David: Thank you for that.
1428 Elm: No, I really love that kind of film. Do you think your friendship kind of helped you write that type of movie? Especially with the friendship between the two boys in The Boy Behind the Door?
David: Yeah, I would definitely say so. When we came up with The Boy Behind the Door, we really did want to explore the theme of friendship, the lengths you would go to save your best friend. But also, you know, what a story would look like with these two sort of underdog characters that are up against this seemingly impossible situation.
But, to respond to what you said earlier, those are the horror movies that Justin and I also respond to, the ones that do have strong emotional cores and characters you really care about, because if you don’t have that, you’re not gonna be scared when these characters are in danger, or in jeopardy. You have to have that bond or be able to relate to them on some human level. So it’s amazing to hear that you responded to that and picked up on that for both of us, because that’s our thing, an intention we want to sort of keep doing.

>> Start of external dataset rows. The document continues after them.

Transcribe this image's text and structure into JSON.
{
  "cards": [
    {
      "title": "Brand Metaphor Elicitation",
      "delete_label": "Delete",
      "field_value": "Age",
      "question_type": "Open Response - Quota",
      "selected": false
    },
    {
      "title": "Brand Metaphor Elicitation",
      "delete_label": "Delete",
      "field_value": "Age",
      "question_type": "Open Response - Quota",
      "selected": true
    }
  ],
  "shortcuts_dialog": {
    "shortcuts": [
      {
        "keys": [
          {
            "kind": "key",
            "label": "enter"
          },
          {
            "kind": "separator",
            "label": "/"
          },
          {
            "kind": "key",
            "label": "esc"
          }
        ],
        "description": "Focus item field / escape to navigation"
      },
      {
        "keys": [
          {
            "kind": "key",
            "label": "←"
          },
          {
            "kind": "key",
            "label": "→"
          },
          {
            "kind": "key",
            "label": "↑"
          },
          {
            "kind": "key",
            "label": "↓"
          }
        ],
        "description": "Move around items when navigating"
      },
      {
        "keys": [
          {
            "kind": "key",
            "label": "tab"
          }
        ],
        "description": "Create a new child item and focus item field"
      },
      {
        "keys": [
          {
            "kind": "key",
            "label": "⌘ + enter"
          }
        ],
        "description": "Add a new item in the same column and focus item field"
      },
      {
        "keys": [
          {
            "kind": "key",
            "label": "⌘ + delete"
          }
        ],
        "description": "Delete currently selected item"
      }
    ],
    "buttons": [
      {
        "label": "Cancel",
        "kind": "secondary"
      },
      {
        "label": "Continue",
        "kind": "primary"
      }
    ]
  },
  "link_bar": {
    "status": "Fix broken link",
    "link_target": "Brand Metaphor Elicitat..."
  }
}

1428 Elm: The Boy Behind the Door was your first film together, right? Even though The Djinn was the first to release?
Justin: Well, it’s an interesting story, because basically, we had written The Boy Behind the Door over the course of a couple years, really dating back to 2015-2016, and we got it picked up before anything happened with The Djinn. In 2018, we were supposed to be a go with The Boy Behind the Door, and it got pushed for a variety of reasons.
We had decided that 2018 was going to be the year we made our first movie, so we had to kind of scramble to get all the resources that we had at our disposal at the time. We came up with The Djinn really quickly, putting the whole thing together, like from writing it to shooting it was like a month or something, it was insane.
We actually shot The Djinn first, so we had already cast, Ezra in The Boy Behind the Door, and that’s how we knew that he was so talented. We already had a cut of The Djinn when The Boy Behind the Door was green lit to go again, so we put that on hold and finished The Boy Behind the Door in its entirety from actually shooting it to finishing a variety of cuts and locking it in, and then we went back to The Djinn. So, technically we shot The Djinn first, but it’s a weird situation.
1428 Elm: Ezra Dewey is amazing in The Djinn! He impressed me so much, and I was a little disappointed in the beginning of The Boy Behind the Door at first. I was like, “oh, he’s not going to be the main kid!” But, Lonnie Chavis was so good too, how did you find these kids?
David: I mean, we really lucked out with such an amazing cast, especially the kids. We really can’t take any of the credit for it though, we had an amazing casting director, Amy Lippens, she’s so incredible and talented, she’s like the best cheerleader, and she’s so good at being collaborative. She really understood our vision, what we wanted these characters to embody. I have to say, that was one of the easiest parts. We knew we really needed strong, talented actors for these characters, since they had to carry the whole movie, so that was kind of a relief.
And yeah, Ezra and Lonnie are just super-talented, and they really are the movie.